Facial Recognition systems are designed to match a persons face in two or more separate pictures to verify that they are the same person.
What it’s used for
Facial Recognition has been used for a variety of different purposes. One such use involves legal matters, where the technology is used to match still shots from videos of criminals with a picture to confirm their identity. It is also used for fun services on some websites such as MyHeritage in order to compare your face with celebrity faces and tell you who you most look like.
How it works
The most often used Facial Recognition software on the internet relies on 2D images, which are compared. This typically means that you must be looking directly at the camera, and changes in angle of the face and lighting can drastically change the results.
Facial recognition software is designed to first recognize a face and extract it from the rest of an image. It then measures various features of the face, including
- Distance between the eyes
- Width of the nose
- Depth of the eye sockets
- Shape of the cheekbones
- Length of the Jawline
These and other defining points of the face are measured in numerical code, called a faceprint (like a fingerprint) which represents this face in the database. This numerical code is compared to the numerical codes of faces already stored in the software’s database.
A more accurate technology is being used in more professional settings. This software compares two 3D images of a person face, and targets points such as bone structure for a much more accurate comparison. The software detects a persons face in a picture, and then determines the head’s position, size and pose. This software can match a persons face with the correct one in its database in poor lighting, and up to a 90 degree angle away from the camera (a facial profile).
The rapidly advancing technology by police and federal agencies has posed privacy concerns from the general public and federal government. The police will use the system to identify criminals by matching pictures against mugshots recorded in law enforcement databases.
Sean mullin, CEO of BI2 Technologies, the creators of MORIS (Mobile Offender Recognition and Information System), has activiely tested his device to various local, state, and federal law agencies.
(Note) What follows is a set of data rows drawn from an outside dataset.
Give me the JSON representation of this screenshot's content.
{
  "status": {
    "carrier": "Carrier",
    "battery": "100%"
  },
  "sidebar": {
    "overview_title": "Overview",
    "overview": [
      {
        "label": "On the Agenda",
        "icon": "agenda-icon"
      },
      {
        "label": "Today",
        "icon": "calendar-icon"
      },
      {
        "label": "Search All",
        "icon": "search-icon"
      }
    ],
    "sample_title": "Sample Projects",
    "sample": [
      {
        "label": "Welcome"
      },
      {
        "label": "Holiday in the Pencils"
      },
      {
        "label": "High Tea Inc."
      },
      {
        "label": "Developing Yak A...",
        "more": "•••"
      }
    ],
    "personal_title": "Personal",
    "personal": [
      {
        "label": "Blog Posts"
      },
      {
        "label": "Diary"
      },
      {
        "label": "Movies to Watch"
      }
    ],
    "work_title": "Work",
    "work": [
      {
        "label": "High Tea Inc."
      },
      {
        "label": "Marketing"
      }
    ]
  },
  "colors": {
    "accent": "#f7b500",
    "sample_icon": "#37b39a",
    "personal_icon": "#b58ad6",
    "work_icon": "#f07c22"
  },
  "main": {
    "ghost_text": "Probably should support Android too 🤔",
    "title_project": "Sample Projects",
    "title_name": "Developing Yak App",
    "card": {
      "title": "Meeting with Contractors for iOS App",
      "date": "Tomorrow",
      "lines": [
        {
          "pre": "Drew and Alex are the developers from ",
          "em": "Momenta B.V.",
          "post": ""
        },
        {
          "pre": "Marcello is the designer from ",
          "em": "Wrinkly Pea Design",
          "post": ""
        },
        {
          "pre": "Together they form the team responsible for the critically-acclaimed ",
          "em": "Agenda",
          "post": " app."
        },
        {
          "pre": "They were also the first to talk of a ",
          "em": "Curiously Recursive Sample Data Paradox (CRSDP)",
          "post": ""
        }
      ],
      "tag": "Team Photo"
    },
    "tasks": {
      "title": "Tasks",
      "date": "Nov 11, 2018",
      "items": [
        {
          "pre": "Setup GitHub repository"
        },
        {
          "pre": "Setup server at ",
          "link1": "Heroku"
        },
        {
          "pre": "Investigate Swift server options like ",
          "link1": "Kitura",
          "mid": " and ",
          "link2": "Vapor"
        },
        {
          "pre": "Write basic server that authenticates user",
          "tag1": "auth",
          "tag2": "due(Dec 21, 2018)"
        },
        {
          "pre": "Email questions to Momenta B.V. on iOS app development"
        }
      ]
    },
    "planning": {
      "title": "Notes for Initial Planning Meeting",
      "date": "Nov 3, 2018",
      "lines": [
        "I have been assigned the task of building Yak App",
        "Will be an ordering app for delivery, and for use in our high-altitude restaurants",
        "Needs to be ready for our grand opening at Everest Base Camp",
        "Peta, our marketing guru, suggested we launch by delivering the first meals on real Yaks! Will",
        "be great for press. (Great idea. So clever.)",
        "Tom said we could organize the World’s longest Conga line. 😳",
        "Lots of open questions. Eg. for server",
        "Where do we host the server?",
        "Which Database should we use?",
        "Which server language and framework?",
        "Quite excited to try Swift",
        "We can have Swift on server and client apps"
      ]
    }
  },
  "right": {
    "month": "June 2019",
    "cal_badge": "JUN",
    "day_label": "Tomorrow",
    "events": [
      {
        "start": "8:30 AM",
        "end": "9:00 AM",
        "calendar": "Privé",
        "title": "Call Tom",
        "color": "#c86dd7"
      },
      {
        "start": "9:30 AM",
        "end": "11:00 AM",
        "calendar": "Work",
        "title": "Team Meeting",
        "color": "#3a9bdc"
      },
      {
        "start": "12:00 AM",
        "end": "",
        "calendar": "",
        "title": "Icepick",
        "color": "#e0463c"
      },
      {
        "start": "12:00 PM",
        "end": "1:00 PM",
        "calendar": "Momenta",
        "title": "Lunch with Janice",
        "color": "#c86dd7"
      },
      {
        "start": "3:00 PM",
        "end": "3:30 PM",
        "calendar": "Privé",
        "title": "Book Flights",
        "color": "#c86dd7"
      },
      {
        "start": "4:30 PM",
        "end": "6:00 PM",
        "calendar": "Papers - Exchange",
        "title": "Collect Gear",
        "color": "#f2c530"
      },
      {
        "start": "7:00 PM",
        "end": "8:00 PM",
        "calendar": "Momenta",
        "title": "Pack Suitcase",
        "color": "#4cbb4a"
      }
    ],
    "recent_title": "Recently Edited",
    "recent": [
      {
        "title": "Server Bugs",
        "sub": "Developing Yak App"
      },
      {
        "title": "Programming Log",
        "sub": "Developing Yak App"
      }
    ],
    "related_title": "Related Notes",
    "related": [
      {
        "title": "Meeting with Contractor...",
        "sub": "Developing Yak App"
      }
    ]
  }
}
He said that he wasn’t worried about the federal government deciding this was a privacy issue, since the device is hooked up to law enforcement databases, not public ones.